## [Assignment]
In the records below, find the lines that include "accent" and copy each.

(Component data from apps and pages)
# # # #

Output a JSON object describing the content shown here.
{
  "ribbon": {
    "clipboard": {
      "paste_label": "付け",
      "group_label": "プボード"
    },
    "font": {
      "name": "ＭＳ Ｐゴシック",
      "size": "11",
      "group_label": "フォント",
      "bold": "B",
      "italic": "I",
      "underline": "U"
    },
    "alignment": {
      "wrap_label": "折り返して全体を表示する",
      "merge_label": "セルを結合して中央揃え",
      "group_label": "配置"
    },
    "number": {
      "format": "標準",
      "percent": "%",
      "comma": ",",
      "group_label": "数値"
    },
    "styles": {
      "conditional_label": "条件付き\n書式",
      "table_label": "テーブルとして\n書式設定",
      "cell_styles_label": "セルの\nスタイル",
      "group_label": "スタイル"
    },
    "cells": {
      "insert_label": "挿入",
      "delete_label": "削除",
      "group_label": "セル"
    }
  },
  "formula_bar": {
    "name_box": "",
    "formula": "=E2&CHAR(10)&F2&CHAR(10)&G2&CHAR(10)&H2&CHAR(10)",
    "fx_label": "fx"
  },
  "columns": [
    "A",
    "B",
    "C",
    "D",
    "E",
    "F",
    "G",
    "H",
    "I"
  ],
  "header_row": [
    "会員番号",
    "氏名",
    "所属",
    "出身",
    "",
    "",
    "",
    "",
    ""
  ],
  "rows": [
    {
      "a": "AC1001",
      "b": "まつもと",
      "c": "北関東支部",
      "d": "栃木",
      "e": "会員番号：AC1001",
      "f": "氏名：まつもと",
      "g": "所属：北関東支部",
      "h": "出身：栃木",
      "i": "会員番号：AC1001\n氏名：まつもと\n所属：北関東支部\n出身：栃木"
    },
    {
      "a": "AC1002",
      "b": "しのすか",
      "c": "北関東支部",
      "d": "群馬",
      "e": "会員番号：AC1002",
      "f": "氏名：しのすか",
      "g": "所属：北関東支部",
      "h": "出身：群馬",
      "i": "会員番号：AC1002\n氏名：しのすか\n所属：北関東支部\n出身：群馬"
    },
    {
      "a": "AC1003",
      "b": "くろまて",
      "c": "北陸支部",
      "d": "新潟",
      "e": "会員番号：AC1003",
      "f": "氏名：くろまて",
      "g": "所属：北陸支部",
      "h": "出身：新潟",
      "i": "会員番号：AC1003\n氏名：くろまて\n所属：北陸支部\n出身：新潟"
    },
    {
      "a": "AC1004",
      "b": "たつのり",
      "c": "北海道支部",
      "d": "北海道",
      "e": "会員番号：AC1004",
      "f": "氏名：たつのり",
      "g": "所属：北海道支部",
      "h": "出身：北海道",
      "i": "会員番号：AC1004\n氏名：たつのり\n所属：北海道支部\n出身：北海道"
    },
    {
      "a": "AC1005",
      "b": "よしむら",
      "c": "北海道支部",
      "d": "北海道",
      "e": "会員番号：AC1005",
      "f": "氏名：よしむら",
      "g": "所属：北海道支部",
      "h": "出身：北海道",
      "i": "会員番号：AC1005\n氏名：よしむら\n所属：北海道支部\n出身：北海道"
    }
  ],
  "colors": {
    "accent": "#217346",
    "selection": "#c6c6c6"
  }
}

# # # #

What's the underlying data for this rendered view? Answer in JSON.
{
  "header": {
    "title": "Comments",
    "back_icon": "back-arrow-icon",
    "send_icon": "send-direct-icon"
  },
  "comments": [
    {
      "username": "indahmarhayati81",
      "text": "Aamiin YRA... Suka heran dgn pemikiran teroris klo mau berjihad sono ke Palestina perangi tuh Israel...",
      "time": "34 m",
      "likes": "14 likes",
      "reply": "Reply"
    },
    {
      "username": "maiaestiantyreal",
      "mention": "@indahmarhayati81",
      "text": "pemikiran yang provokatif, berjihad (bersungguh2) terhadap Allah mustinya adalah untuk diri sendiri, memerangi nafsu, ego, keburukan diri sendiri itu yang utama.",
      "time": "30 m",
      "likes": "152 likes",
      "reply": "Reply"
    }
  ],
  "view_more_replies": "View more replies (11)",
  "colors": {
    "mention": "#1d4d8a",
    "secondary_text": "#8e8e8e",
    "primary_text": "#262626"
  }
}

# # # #

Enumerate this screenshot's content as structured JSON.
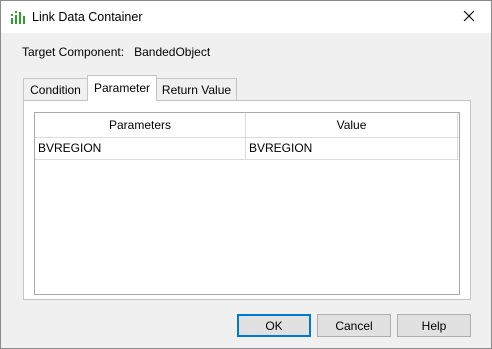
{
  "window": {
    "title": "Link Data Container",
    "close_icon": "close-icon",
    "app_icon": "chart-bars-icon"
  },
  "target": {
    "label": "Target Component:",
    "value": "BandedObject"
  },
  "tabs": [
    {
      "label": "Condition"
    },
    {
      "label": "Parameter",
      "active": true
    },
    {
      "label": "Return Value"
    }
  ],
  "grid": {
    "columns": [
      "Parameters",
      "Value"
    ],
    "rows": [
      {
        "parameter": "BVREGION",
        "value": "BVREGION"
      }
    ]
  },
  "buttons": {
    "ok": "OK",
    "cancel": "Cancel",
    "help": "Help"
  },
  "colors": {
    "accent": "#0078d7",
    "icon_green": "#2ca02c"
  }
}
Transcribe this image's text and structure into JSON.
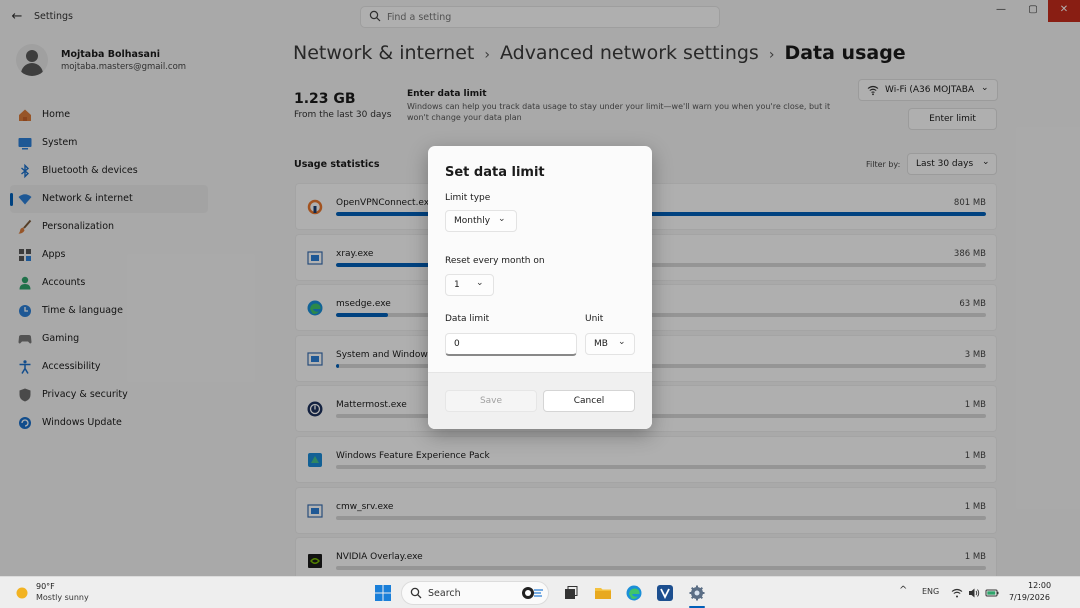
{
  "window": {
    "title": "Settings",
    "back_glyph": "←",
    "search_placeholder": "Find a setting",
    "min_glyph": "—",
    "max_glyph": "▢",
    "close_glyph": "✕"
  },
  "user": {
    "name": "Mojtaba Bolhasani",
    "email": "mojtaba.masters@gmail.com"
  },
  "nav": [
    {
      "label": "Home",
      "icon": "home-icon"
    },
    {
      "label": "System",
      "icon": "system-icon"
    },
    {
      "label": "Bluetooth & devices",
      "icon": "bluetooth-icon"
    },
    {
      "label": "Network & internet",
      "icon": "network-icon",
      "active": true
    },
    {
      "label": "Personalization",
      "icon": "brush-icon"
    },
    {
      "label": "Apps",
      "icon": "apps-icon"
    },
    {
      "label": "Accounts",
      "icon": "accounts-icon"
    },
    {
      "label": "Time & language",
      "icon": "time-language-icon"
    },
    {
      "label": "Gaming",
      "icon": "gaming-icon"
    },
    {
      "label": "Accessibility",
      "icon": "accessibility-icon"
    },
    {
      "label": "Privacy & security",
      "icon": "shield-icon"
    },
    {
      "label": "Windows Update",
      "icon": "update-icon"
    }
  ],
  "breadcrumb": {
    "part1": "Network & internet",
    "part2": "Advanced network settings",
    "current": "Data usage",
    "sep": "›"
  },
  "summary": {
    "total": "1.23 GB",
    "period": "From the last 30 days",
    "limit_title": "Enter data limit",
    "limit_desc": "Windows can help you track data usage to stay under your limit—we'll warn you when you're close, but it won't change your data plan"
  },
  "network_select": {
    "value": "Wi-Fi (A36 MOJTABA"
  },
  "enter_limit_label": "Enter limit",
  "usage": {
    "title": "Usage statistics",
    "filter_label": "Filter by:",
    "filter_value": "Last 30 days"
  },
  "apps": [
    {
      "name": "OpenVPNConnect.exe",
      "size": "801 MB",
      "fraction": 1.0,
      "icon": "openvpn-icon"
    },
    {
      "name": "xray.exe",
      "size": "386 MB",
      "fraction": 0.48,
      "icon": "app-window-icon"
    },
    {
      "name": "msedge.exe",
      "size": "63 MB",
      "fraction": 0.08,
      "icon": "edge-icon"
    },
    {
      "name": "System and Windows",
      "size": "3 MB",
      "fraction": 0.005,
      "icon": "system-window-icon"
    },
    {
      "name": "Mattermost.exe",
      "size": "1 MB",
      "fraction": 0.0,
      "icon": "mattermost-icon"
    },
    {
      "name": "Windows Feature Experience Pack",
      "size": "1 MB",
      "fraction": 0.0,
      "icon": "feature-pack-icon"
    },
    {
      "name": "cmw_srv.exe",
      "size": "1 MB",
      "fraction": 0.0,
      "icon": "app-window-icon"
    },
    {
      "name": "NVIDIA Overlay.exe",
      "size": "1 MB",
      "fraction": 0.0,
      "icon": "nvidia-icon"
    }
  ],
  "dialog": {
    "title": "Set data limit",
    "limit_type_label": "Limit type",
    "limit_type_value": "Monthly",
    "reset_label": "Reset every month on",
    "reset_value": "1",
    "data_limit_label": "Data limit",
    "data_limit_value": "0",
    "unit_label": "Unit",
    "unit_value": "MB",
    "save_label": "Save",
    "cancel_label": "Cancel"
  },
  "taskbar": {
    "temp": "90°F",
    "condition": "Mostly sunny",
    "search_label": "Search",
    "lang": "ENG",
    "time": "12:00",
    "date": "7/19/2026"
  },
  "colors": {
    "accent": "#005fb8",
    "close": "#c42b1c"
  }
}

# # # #

## [Exercise result]
    "accent": "#217346",
    "accent": "#0078d7",
    "accent": "#005fb8",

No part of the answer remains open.